At the last meeting between members of the two Councils in Addis Ababa, Ethiopia, on 8 September 2017, the situations in Somalia, South Sudan and the Lake Chad Basin were discussed. Other issues discussed included funding for AU peace and security activities and ways of further strengthening cooperation in the area of peacebuilding and post-conflict reconstruction and development in Africa. The important role of women and youth in the prevention and resolution of conflicts and in peacebuilding was reaffirmed, as was the importance of their meaningful participation in all efforts for the maintenance and promotion of peace. Members of both bodies also resolved to forge a more coherent and effective partnership.

This year, Ethiopia took the lead in drafting a joint communiqué for the formal segment of the agenda in its capacity as chair of the Ad Hoc Working Group on Conflict Prevention and Resolution in Africa. At press time, it was unclear when agreement on the joint communiqué would be reached following opposition from the US on language related to the issue of financing for AU peace support operations.

Difficulties and delays in agreeing on the joint communiqué have occurred in recent years. The joint communiqué for the September 2017 meeting was not transmitted to Council members until 7 June. It seems that during negotiations on that communiqué, there were considerable differences, particularly over language on the financing of AU missions and on South Sudan. There was a similar delay following the tenth annual joint meeting on 23 May 2016, as the communiqué for that meeting was not issued until 23 March 2017.

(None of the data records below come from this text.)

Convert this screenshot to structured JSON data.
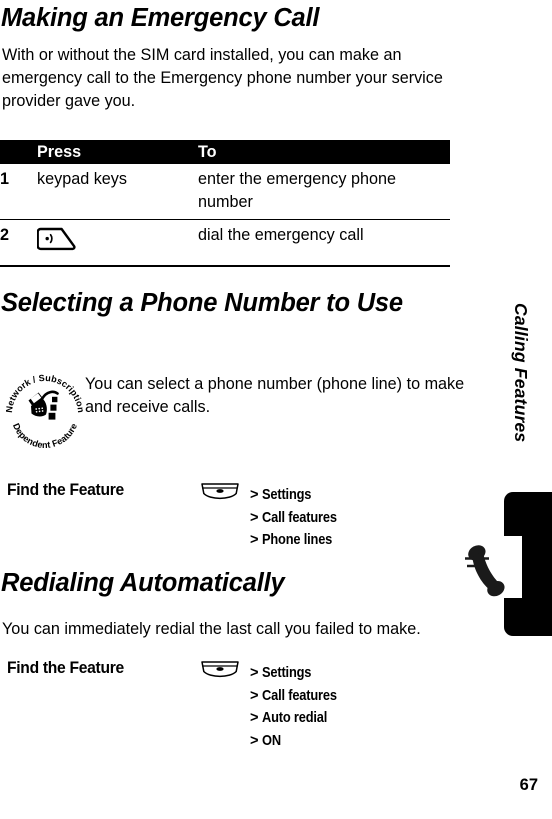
{
  "page": {
    "number": "67",
    "side_tab_title": "Calling Features"
  },
  "sections": [
    {
      "heading": "Making an Emergency Call",
      "body": "With or without the SIM card installed, you can make an emergency call to the Emergency phone number your service provider gave you."
    },
    {
      "heading": "Selecting a Phone Number to Use",
      "note": "You can select a phone number (phone line) to make and receive calls."
    },
    {
      "heading": "Redialing Automatically",
      "body": "You can immediately redial the last call you failed to make."
    }
  ],
  "table": {
    "headers": {
      "num": "",
      "press": "Press",
      "to": "To"
    },
    "rows": [
      {
        "num": "1",
        "press": "keypad keys",
        "press_icon": "",
        "to": "enter the emergency phone number"
      },
      {
        "num": "2",
        "press": "",
        "press_icon": "send-key-icon",
        "to": "dial the emergency call"
      }
    ]
  },
  "note_badge": {
    "top_arc": "Network / Subscription",
    "bottom_arc": "Dependent Feature",
    "icon": "phone-with-squares-icon"
  },
  "find_the_feature": [
    {
      "label": "Find the Feature",
      "menu_icon": "menu-key-icon",
      "path": [
        "Settings",
        "Call features",
        "Phone lines"
      ]
    },
    {
      "label": "Find the Feature",
      "menu_icon": "menu-key-icon",
      "path": [
        "Settings",
        "Call features",
        "Auto redial",
        "ON"
      ]
    }
  ],
  "colors": {
    "text": "#000000",
    "background": "#ffffff",
    "table_header_bg": "#000000",
    "table_header_text": "#ffffff",
    "side_tab": "#000000"
  },
  "separator": ">"
}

Tomorrow’s meeting follows one day after this afternoon’s Council briefing (S/PV.8314) on the Secretary-General’s annual report on ways to strengthen the partnership between the UN and AU on issues of peace and security in Africa, including on the work of the UN Office to the AU (S/2018/678). The briefers were Special Representative to the AU and Head of the UN Office to the AU (UNOAU) Sahle-Work Zewde and AU Commissioner for Peace and Security Smaïl Chergui.

Both briefers emphasised the importance of cooperation between the UN and the AU. Zewde underscored the “unprecedented collaboration” between the UN and the AU, including the more regular exchange of information, joint briefings by special representatives and envoys of the two organisations, and joint field visits by senior officials, among other examples. She also identified areas where further collaboration was required, such as the need to align and harmonise early warning indicators. Chergui emphasised the importance of collaboration between the UN and AU in countries such as South Sudan, the Democratic Republic of the Congo, Somalia, and the Central African Republic.

Both Zewde and Chergui raised the issue of sustainable and predictable financing for AU peace support operations. Zewde said that this issue should be framed within the context of a common political strategy agreed to by the two Councils. She referred to resolution 2378 (20 September 2017) in which the UN Security Council expressed its intention to further consider practical steps to establish a mechanism through which peace support operations led by the AU could be partly financed through UN assessed contributions, on a case-by-case basis. Chergui said that AU member states are committed to assuming their share and expressed the hope that this will serve as an impetus for the Security Council to consider providing assessed contributions to AU peace support operations.

The US in particular has concerns about committing UN assessed contributions to AU peace support operations. In its statement today, the US said that it would not consider the use of UN assessed contributions for AU peacekeeping operations without the demonstrable implementation of benchmarks for financial transparency, conduct and discipline, and human rights. Other members—including Bolivia, Equatorial Guinea (on behalf of the three African members), Kuwait, the Netherlands, Poland, Russia, Sweden, and the UK—expressed the need for the Security Council to consider sustainable and predictable funding for AU peace support operations. These contrasting views will likely feature prominently during tomorrow’s meetings between the two Councils and in negotiations over the joint communiqué.